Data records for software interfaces

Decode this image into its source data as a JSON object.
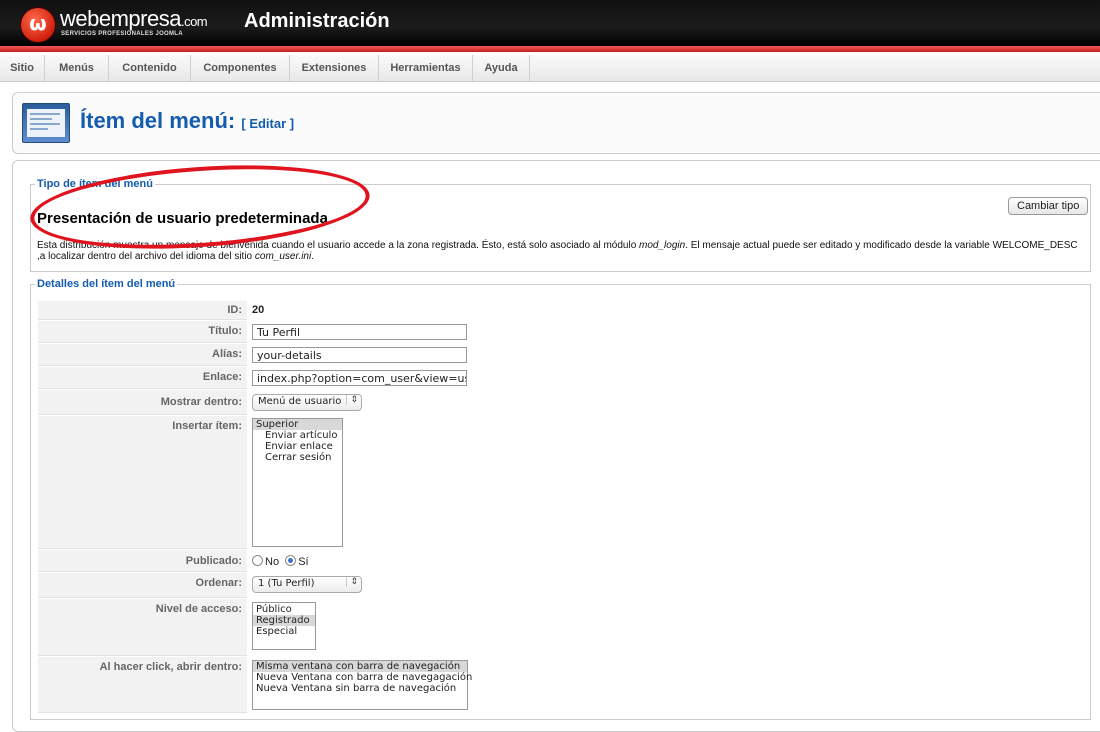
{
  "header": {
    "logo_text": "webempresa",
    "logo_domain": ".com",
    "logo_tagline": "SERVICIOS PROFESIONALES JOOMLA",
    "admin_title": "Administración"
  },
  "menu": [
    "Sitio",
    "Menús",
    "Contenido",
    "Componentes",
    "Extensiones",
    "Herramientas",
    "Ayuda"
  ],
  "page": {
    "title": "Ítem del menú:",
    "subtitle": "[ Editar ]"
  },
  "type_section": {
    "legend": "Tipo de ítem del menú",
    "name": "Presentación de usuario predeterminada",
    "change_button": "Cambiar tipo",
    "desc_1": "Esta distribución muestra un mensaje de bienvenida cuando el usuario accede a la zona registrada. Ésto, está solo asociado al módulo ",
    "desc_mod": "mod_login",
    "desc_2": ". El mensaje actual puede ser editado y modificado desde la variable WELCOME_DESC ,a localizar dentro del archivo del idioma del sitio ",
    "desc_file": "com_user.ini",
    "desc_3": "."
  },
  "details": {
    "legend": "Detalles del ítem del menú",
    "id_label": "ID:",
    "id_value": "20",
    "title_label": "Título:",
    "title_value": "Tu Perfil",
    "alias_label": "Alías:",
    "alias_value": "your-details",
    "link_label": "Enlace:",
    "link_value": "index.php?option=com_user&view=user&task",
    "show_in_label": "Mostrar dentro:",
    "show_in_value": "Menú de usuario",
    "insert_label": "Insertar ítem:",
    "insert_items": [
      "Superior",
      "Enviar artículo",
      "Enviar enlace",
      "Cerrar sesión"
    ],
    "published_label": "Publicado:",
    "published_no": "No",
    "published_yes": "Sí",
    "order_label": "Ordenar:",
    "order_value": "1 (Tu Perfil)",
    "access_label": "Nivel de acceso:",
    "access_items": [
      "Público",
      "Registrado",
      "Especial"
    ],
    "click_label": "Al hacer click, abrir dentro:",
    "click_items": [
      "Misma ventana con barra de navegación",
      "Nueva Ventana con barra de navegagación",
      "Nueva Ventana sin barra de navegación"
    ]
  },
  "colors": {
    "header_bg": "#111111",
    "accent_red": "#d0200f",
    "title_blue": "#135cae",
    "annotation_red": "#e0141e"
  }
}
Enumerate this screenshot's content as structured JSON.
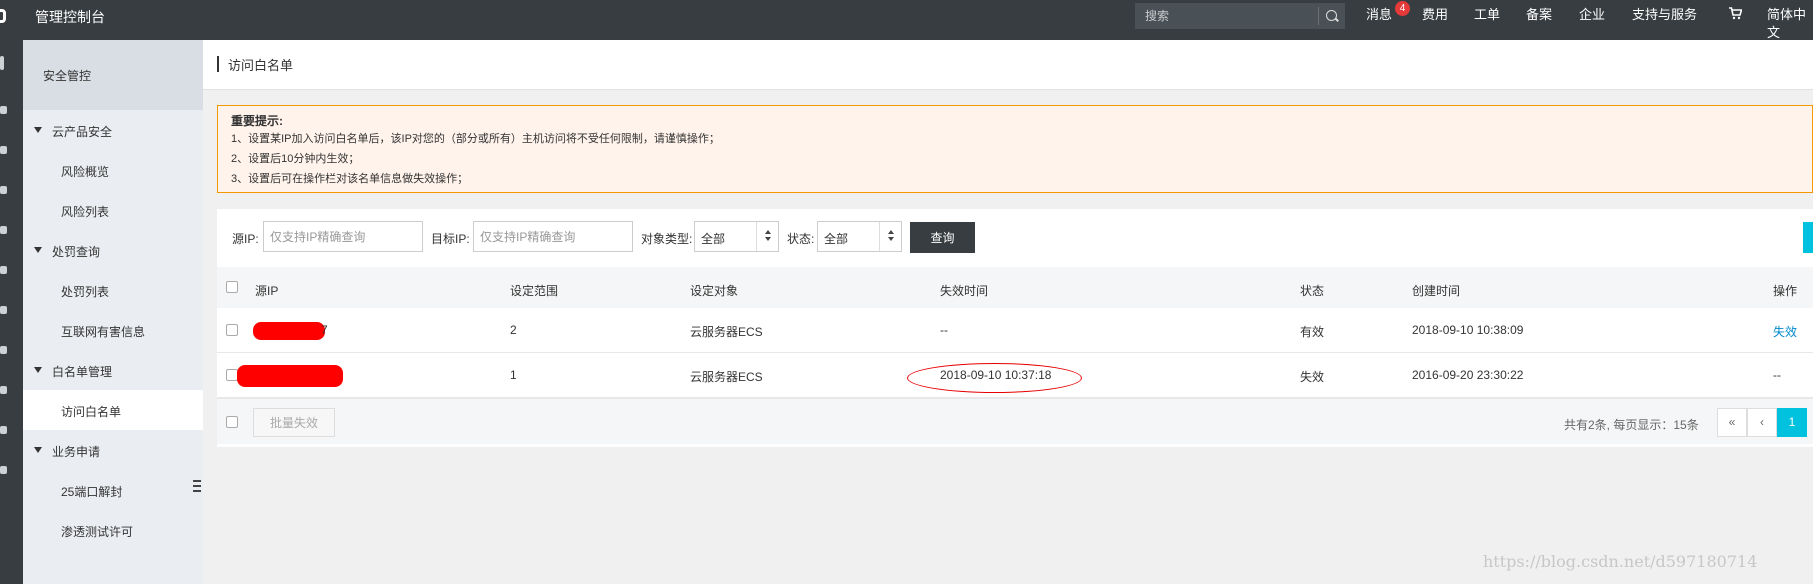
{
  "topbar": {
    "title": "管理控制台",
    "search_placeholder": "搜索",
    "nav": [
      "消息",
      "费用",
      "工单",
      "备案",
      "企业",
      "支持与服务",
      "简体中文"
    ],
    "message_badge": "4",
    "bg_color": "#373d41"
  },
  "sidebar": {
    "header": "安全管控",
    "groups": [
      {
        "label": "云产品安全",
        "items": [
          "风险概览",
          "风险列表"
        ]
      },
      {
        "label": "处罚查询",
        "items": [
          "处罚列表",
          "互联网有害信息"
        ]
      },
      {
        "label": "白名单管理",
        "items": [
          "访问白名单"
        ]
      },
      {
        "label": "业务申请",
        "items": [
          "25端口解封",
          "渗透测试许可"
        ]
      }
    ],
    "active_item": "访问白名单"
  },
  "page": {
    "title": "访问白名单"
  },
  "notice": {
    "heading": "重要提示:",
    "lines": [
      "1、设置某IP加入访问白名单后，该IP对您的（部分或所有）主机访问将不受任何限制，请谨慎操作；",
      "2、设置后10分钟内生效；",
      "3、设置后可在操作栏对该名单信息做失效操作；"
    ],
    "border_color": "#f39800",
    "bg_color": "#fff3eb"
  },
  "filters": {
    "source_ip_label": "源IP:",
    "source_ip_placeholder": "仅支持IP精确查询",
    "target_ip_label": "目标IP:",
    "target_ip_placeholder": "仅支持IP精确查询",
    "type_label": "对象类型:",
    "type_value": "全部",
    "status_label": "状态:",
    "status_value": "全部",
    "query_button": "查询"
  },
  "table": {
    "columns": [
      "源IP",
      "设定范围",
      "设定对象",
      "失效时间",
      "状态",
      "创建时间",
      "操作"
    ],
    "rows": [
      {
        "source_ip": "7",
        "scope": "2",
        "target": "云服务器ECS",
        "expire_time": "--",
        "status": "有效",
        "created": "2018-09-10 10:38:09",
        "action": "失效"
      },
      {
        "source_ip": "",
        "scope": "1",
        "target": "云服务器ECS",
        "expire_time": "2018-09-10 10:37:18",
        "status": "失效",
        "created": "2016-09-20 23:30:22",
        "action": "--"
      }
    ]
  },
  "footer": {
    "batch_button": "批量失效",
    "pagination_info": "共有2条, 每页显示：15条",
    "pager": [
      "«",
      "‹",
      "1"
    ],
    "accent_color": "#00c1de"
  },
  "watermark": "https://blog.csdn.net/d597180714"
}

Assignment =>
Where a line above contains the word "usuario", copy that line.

Answer for the task =>
    "name": "Presentación de usuario predeterminada",
    "desc_1": "Esta distribución muestra un mensaje de bienvenida cuando el usuario accede a la zona registrada. Ésto, está solo asociado al módulo ",
    "show_in_value": "Menú de usuario",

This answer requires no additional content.